Report back each line of the records that contains the string "Last".

▶ [Study material]
◆ ◆ ◆ ◆
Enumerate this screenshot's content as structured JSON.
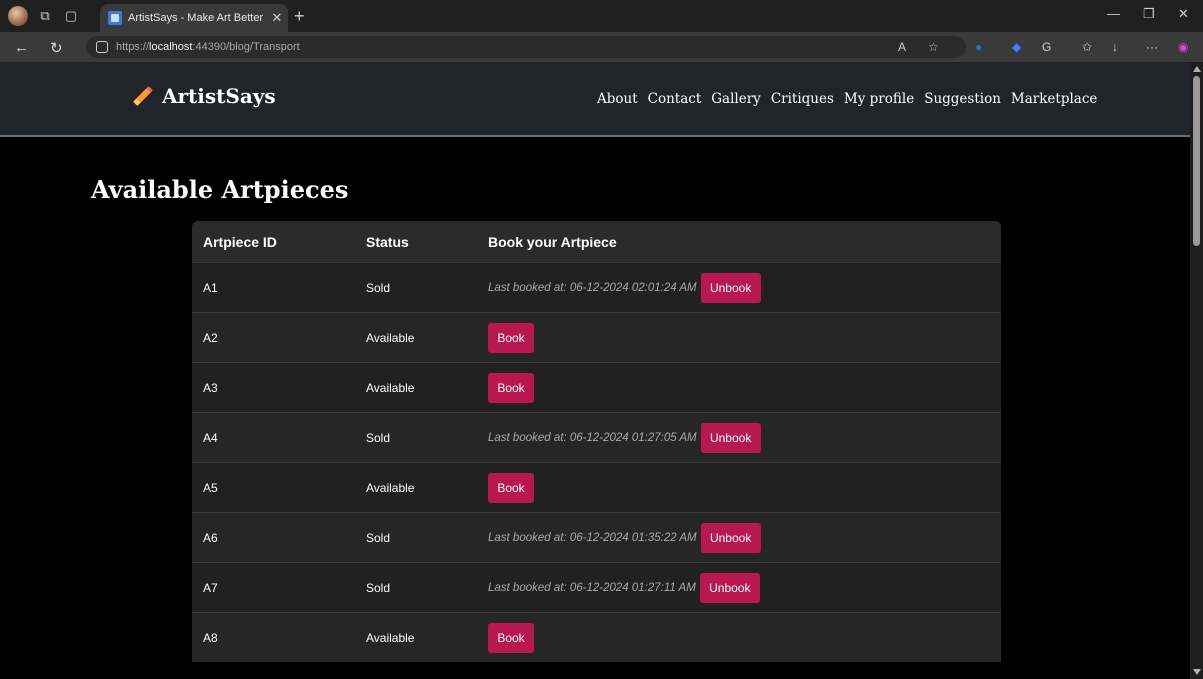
{
  "browser": {
    "tab_title": "ArtistSays - Make Art Better",
    "url_prefix": "https://",
    "url_host": "localhost",
    "url_rest": ":44390/blog/Transport"
  },
  "site": {
    "brand": "ArtistSays",
    "nav": [
      "About",
      "Contact",
      "Gallery",
      "Critiques",
      "My profile",
      "Suggestion",
      "Marketplace"
    ]
  },
  "page": {
    "title": "Available Artpieces",
    "columns": [
      "Artpiece ID",
      "Status",
      "Book your Artpiece"
    ],
    "rows": [
      {
        "id": "A1",
        "status": "Sold",
        "booked": "Last booked at: 06-12-2024 02:01:24 AM",
        "action": "Unbook"
      },
      {
        "id": "A2",
        "status": "Available",
        "booked": "",
        "action": "Book"
      },
      {
        "id": "A3",
        "status": "Available",
        "booked": "",
        "action": "Book"
      },
      {
        "id": "A4",
        "status": "Sold",
        "booked": "Last booked at: 06-12-2024 01:27:05 AM",
        "action": "Unbook"
      },
      {
        "id": "A5",
        "status": "Available",
        "booked": "",
        "action": "Book"
      },
      {
        "id": "A6",
        "status": "Sold",
        "booked": "Last booked at: 06-12-2024 01:35:22 AM",
        "action": "Unbook"
      },
      {
        "id": "A7",
        "status": "Sold",
        "booked": "Last booked at: 06-12-2024 01:27:11 AM",
        "action": "Unbook"
      },
      {
        "id": "A8",
        "status": "Available",
        "booked": "",
        "action": "Book"
      }
    ]
  },
  "colors": {
    "accent": "#b8174f",
    "header_bg": "#212529",
    "table_bg": "#212121"
  },
  "icons": {
    "back": "back-arrow-icon",
    "refresh": "refresh-icon",
    "lock": "lock-icon",
    "brand": "pencil-icon"
  }
}
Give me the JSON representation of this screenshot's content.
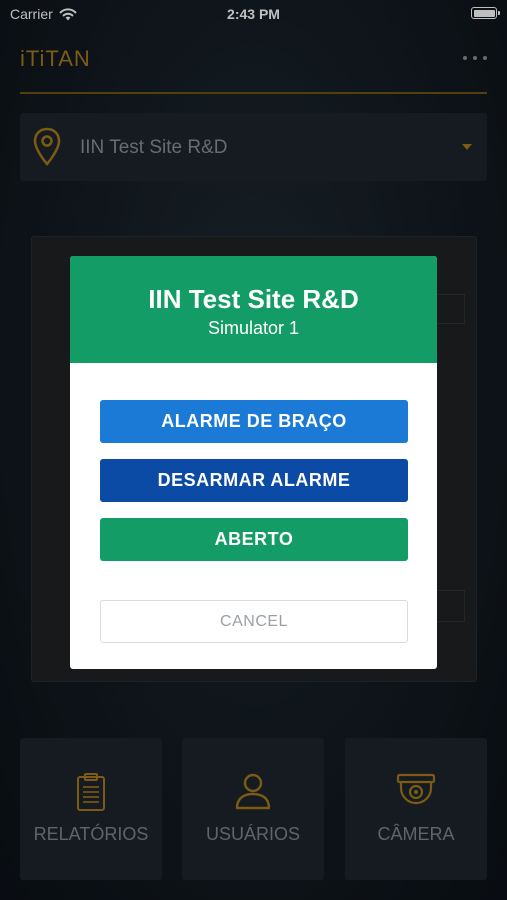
{
  "status_bar": {
    "carrier": "Carrier",
    "time": "2:43 PM",
    "battery_level": 1.0
  },
  "header": {
    "app_title": "iTiTAN",
    "menu_icon": "more-horizontal-icon"
  },
  "site_selector": {
    "icon": "location-pin-icon",
    "value": "IIN Test Site R&D",
    "caret_icon": "caret-down-icon"
  },
  "modal": {
    "title": "IIN Test Site R&D",
    "subtitle": "Simulator 1",
    "buttons": {
      "arm": "ALARME DE BRAÇO",
      "disarm": "DESARMAR ALARME",
      "open": "ABERTO",
      "cancel": "CANCEL"
    }
  },
  "tiles": [
    {
      "label": "RELATÓRIOS",
      "icon": "clipboard-icon"
    },
    {
      "label": "USUÁRIOS",
      "icon": "user-icon"
    },
    {
      "label": "CÂMERA",
      "icon": "security-camera-icon"
    }
  ],
  "colors": {
    "accent_gold": "#a67a1c",
    "modal_header_green": "#139c65",
    "arm_blue": "#1b7ad6",
    "disarm_blue": "#0b4aa5",
    "open_green": "#139c65"
  }
}
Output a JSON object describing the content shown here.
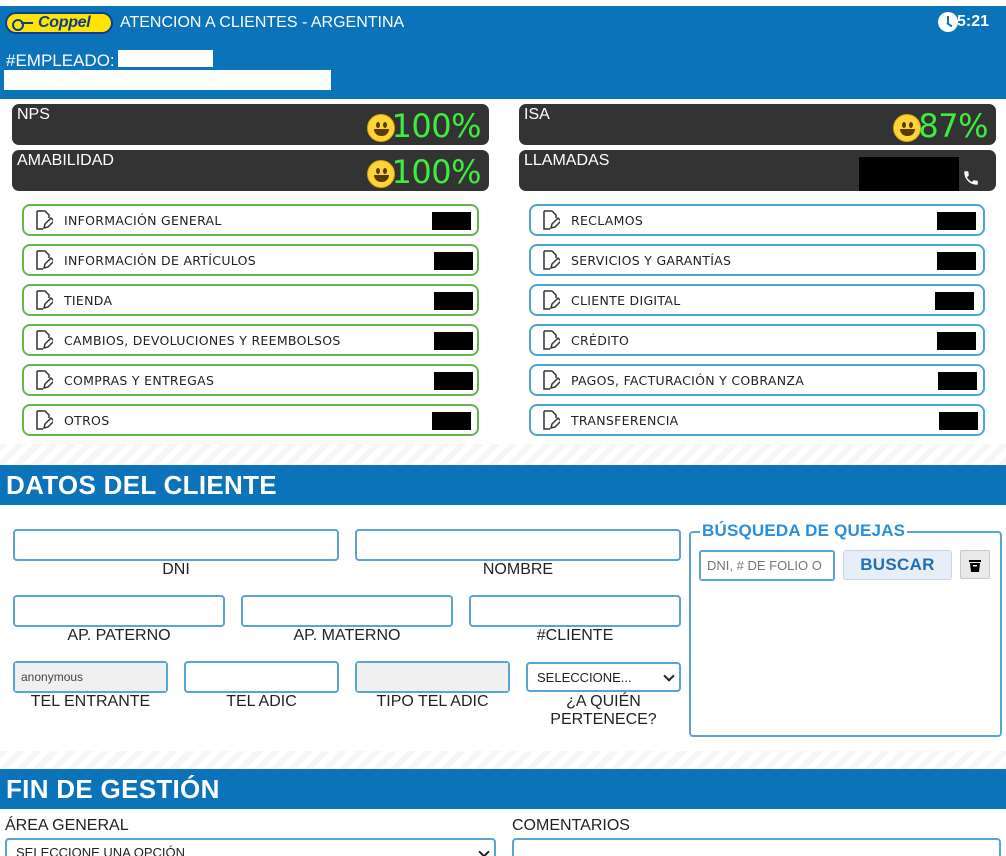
{
  "header": {
    "brand": "Coppel",
    "title": "ATENCION A CLIENTES - ARGENTINA",
    "time": "5:21",
    "employee_label": "#EMPLEADO:"
  },
  "kpis": {
    "nps": {
      "label": "NPS",
      "value": "100%"
    },
    "isa": {
      "label": "ISA",
      "value": "87%"
    },
    "amabilidad": {
      "label": "AMABILIDAD",
      "value": "100%"
    },
    "llamadas": {
      "label": "LLAMADAS"
    },
    "value_color": "#3cee3c"
  },
  "categories_left": [
    {
      "label": "INFORMACIÓN GENERAL"
    },
    {
      "label": "INFORMACIÓN DE ARTÍCULOS"
    },
    {
      "label": "TIENDA"
    },
    {
      "label": "CAMBIOS, DEVOLUCIONES Y REEMBOLSOS"
    },
    {
      "label": "COMPRAS Y ENTREGAS"
    },
    {
      "label": "OTROS"
    }
  ],
  "categories_right": [
    {
      "label": "RECLAMOS"
    },
    {
      "label": "SERVICIOS Y GARANTÍAS"
    },
    {
      "label": "CLIENTE DIGITAL"
    },
    {
      "label": "CRÉDITO"
    },
    {
      "label": "PAGOS, FACTURACIÓN Y COBRANZA"
    },
    {
      "label": "TRANSFERENCIA"
    }
  ],
  "client": {
    "section_title": "DATOS DEL CLIENTE",
    "dni_label": "DNI",
    "nombre_label": "NOMBRE",
    "ap_paterno_label": "AP. PATERNO",
    "ap_materno_label": "AP. MATERNO",
    "cliente_label": "#CLIENTE",
    "tel_entrante_label": "TEL ENTRANTE",
    "tel_entrante_value": "anonymous",
    "tel_adic_label": "TEL ADIC",
    "tipo_tel_label": "TIPO TEL ADIC",
    "pertenece_select": "SELECCIONE...",
    "pertenece_label": "¿A QUIÉN PERTENECE?"
  },
  "quejas": {
    "title": "BÚSQUEDA DE QUEJAS",
    "placeholder": "DNI, # DE FOLIO O",
    "buscar_label": "BUSCAR"
  },
  "fin": {
    "section_title": "FIN DE GESTIÓN",
    "area_label": "ÁREA GENERAL",
    "area_select": "SELECCIONE UNA OPCIÓN",
    "comentarios_label": "COMENTARIOS"
  },
  "colors": {
    "primary": "#0b73b9",
    "kpi_panel": "#333333",
    "green_border": "#62b74a",
    "blue_border": "#4aa6d2",
    "accent_title": "#2a8ee0"
  }
}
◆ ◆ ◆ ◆
▶ [Written answer]
        "booked": "Last booked at: 06-12-2024 02:01:24 AM",
        "booked": "Last booked at: 06-12-2024 01:27:05 AM",
        "booked": "Last booked at: 06-12-2024 01:35:22 AM",
        "booked": "Last booked at: 06-12-2024 01:27:11 AM",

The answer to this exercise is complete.